Why is IDYST the right place for your project?
MC: Although the study of pollen fossils and the associated climatic reconstitution is not a research axis developed at IDYST, the heart of this project will actually be very technical. Therefore, it is important that we are in a structure where we can find an adapted support. I naturally approached Prof. Mariéthoz to propose him to host us in the GAIA team. His expertise in the development of stochastic methods to characterise the spatial and temporal variability of natural systems is an asset for the project. Fabio and I have been working at IDYST for several years now and we know how the institute works. No doubt that it is an excellent place to do this project. From a technical point of view, the department also provides us with the computational resources needed to calibrate complex statistical models and implement big data strategies.
Why is this project important to you?
MC: For several reasons. First of all, it is the first time I carry out a project with my own funds and it is a great pride for me to conduct my own research. This project will allow me to develop and test a unique model of spatialised reconstructions under different conditions in order to assess the conditions in which it performs best.
More generally, this project represents for me the first stone of a broader research objective that I want to develop over the next few years. One of my research axes is to reconstruct the history of climate in regions where it is generally missing. In particular, the tropical regions of Africa and South America are largely understudied, despite their importance in regulating the global climate. Robustly describing the palaeoclimate will have a significant impact on our understanding of tropical climate dynamics, and by extension global climate.
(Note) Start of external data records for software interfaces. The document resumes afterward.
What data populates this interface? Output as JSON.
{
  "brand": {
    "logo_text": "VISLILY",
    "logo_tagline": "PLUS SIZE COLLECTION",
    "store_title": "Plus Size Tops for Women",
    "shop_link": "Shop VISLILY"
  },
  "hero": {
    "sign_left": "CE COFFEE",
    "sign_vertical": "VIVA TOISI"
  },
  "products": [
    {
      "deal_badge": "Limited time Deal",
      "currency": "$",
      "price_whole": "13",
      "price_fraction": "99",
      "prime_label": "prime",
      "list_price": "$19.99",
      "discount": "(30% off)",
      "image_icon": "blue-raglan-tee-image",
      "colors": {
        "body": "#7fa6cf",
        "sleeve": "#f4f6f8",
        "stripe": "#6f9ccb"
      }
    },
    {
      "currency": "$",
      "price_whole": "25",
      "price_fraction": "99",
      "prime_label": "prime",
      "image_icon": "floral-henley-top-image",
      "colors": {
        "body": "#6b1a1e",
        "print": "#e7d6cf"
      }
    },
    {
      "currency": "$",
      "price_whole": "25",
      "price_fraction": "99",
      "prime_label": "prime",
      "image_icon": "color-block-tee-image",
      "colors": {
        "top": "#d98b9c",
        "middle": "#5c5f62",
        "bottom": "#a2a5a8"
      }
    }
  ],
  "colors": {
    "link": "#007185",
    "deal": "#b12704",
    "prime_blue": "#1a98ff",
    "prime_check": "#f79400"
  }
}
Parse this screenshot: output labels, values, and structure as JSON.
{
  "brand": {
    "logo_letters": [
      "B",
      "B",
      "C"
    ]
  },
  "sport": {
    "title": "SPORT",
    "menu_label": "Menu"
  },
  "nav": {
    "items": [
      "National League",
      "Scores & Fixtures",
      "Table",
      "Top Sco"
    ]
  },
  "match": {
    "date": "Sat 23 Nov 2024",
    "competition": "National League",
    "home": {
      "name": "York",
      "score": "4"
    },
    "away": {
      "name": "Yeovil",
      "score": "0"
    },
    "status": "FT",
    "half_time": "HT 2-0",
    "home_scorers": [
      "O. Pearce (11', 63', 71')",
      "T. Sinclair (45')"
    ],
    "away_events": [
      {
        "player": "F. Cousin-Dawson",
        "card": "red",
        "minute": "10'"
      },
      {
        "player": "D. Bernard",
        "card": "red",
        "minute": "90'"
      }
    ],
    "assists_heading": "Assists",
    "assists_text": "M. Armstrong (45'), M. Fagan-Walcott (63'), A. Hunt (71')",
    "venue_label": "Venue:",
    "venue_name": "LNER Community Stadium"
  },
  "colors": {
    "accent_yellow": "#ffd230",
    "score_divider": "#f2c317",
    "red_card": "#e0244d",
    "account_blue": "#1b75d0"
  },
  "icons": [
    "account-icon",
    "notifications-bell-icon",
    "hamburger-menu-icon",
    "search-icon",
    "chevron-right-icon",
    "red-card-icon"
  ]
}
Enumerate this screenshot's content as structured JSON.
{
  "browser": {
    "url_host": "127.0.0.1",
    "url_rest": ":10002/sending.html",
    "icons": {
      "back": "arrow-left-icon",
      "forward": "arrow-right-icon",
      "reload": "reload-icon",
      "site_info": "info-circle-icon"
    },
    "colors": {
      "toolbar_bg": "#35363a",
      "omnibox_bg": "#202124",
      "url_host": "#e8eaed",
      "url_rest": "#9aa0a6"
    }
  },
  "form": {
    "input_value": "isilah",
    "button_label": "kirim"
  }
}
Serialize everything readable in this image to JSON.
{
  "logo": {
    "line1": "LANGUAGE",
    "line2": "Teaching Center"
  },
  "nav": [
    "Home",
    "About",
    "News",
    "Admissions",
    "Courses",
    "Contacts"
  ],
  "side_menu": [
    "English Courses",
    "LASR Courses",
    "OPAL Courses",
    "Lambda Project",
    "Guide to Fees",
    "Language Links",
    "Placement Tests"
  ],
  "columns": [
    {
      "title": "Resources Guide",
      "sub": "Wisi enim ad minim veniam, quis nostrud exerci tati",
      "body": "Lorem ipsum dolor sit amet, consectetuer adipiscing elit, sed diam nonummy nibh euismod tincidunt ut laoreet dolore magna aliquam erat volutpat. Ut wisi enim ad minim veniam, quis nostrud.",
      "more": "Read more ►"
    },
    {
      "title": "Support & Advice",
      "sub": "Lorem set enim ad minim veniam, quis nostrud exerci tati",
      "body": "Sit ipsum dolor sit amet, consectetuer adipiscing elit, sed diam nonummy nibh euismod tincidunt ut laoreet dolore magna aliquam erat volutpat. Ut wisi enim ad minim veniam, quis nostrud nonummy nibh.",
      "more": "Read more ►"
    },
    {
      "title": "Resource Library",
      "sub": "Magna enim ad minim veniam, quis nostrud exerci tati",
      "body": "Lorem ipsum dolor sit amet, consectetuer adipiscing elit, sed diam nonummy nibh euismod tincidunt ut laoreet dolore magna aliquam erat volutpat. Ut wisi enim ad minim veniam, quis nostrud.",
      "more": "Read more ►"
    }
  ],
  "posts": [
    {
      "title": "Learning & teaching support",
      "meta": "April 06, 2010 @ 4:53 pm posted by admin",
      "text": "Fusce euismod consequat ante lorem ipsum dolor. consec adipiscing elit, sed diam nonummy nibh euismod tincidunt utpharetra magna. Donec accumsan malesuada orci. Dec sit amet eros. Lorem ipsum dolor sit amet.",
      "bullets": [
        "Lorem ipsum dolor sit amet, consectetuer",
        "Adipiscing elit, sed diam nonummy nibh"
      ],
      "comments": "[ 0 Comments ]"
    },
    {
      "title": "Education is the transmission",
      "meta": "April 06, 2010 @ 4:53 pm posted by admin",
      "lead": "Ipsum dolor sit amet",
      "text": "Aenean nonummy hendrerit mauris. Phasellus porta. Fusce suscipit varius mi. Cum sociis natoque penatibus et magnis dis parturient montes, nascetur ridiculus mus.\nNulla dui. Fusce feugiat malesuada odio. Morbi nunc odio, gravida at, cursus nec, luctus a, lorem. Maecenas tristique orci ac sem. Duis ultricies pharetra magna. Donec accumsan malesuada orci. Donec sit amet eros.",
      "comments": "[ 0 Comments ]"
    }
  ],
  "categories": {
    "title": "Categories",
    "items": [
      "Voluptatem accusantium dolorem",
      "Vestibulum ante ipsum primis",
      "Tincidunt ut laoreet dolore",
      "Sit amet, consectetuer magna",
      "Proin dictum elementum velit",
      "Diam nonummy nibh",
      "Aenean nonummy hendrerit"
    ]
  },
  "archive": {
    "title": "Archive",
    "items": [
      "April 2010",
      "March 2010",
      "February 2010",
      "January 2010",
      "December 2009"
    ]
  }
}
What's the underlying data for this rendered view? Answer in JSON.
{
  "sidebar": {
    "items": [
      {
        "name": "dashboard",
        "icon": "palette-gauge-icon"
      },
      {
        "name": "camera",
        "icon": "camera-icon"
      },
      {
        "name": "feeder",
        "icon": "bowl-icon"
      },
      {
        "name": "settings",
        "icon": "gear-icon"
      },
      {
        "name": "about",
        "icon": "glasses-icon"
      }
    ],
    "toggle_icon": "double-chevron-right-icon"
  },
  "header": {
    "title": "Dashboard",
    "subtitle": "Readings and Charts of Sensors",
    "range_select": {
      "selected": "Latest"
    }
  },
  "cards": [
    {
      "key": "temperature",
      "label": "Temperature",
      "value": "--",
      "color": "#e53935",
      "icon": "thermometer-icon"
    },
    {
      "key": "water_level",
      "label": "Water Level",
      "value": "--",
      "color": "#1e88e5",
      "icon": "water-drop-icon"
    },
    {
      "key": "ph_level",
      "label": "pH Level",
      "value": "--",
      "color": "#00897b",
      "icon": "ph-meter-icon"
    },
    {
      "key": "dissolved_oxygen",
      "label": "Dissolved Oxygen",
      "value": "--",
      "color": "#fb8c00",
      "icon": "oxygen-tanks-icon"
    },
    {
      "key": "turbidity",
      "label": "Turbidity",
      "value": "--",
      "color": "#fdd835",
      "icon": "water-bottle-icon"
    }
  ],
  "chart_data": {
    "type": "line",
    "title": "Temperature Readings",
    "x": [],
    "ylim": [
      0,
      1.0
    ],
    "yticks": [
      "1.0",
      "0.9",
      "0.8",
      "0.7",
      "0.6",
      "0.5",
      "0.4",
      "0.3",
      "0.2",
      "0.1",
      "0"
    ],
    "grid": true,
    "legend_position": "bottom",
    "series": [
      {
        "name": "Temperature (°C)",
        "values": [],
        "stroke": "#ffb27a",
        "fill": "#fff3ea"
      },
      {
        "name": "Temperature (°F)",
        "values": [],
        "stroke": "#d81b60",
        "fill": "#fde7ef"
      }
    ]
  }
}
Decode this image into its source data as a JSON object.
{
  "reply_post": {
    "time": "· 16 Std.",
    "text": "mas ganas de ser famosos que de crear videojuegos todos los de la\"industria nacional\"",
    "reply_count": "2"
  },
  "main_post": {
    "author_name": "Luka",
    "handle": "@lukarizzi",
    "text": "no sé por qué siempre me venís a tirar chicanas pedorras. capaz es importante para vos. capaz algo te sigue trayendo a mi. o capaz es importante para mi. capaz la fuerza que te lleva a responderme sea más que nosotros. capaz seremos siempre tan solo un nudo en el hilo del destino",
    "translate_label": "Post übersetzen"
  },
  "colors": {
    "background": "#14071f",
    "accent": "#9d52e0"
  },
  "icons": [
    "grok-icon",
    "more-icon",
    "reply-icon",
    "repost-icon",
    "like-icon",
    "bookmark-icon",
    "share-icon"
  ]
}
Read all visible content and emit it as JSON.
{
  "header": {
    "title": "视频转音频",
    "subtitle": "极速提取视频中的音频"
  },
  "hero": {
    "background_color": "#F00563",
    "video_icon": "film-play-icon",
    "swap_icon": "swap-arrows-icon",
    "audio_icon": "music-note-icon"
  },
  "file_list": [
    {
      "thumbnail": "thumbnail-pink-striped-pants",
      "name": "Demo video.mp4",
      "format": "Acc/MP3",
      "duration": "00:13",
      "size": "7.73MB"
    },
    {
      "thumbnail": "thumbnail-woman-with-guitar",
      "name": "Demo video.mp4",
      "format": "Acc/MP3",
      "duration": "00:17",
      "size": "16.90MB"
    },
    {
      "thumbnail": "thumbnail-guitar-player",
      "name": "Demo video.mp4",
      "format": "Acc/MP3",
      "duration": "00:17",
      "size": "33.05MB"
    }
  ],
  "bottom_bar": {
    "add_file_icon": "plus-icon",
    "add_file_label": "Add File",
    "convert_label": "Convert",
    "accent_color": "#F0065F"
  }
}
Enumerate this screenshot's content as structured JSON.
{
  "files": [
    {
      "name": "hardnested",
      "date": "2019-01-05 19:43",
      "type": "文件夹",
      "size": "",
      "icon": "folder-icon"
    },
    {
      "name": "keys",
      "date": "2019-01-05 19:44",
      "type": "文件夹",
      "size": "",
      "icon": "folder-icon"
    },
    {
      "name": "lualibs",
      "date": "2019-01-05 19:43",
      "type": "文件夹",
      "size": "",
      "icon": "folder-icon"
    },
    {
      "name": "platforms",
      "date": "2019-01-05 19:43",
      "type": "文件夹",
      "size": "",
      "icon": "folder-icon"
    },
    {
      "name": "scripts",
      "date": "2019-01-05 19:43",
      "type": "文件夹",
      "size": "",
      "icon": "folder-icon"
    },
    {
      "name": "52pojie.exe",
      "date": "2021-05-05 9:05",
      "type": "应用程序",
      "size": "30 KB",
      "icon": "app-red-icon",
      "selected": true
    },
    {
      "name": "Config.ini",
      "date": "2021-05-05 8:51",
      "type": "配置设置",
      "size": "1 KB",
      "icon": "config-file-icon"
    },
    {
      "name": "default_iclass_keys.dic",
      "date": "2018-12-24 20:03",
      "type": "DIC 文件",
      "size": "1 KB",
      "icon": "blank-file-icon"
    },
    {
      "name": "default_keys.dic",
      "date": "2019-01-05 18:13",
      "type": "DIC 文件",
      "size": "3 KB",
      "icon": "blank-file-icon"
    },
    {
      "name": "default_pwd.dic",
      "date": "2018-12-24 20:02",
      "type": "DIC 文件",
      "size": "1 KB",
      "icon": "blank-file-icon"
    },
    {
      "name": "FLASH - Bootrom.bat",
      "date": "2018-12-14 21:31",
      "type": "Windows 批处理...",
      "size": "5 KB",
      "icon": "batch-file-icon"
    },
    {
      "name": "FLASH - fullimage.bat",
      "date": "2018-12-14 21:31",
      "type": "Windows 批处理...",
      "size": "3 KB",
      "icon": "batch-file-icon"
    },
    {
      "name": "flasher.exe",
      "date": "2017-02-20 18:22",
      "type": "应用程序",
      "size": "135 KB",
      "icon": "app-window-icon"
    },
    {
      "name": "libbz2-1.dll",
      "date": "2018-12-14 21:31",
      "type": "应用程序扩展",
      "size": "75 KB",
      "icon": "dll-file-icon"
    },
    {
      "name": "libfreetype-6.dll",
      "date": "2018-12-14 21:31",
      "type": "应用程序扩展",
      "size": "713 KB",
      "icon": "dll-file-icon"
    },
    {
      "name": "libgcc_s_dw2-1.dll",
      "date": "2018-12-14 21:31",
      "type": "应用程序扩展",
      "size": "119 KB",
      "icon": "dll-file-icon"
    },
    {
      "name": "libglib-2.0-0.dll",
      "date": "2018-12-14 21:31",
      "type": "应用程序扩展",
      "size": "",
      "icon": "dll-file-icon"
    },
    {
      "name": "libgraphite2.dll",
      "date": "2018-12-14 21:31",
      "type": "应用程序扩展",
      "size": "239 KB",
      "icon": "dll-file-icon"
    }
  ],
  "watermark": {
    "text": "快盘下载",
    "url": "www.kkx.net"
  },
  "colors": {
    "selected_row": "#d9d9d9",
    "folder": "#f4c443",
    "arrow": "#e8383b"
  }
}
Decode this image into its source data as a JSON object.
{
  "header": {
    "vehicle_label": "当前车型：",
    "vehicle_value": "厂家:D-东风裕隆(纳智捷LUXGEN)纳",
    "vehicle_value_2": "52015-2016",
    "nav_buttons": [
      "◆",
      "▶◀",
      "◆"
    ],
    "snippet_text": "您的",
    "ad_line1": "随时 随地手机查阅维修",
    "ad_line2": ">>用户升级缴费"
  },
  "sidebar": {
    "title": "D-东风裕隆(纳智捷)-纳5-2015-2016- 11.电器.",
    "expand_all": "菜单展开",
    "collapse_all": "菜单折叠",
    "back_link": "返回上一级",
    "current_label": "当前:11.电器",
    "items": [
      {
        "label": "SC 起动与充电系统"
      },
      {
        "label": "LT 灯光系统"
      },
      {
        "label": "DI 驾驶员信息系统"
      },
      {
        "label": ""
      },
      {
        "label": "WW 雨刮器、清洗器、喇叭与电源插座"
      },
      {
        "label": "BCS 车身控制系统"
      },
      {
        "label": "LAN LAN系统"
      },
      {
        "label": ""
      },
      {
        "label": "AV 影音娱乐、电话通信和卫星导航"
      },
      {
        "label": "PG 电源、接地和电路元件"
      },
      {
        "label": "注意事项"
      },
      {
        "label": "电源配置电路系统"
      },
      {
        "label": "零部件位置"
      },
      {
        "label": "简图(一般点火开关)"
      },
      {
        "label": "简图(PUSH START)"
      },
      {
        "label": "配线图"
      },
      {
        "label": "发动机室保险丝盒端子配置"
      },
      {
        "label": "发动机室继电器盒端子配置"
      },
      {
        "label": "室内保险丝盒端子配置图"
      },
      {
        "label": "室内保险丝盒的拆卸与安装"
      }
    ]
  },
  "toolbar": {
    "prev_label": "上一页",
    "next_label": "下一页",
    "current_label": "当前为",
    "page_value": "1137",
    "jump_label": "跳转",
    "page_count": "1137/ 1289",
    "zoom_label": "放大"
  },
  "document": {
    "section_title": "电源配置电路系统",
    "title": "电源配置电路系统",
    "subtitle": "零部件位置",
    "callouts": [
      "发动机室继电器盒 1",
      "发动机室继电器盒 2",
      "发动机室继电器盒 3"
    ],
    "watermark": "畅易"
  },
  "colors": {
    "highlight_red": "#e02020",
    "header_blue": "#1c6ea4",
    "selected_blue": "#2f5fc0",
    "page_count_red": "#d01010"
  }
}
Our reconstructions will also be a test of current predictive models, which attempt to estimate climate change in the coming years and decades. We will be able to compare our palaeo-climate simulations with these predictive models on a large scale. Identifying where and when the fossil record and predictive models agree, and where they don’t, will highlight the strengths and weaknesses of these models and, ultimately, allow us to refine our ability to better predict future climate change.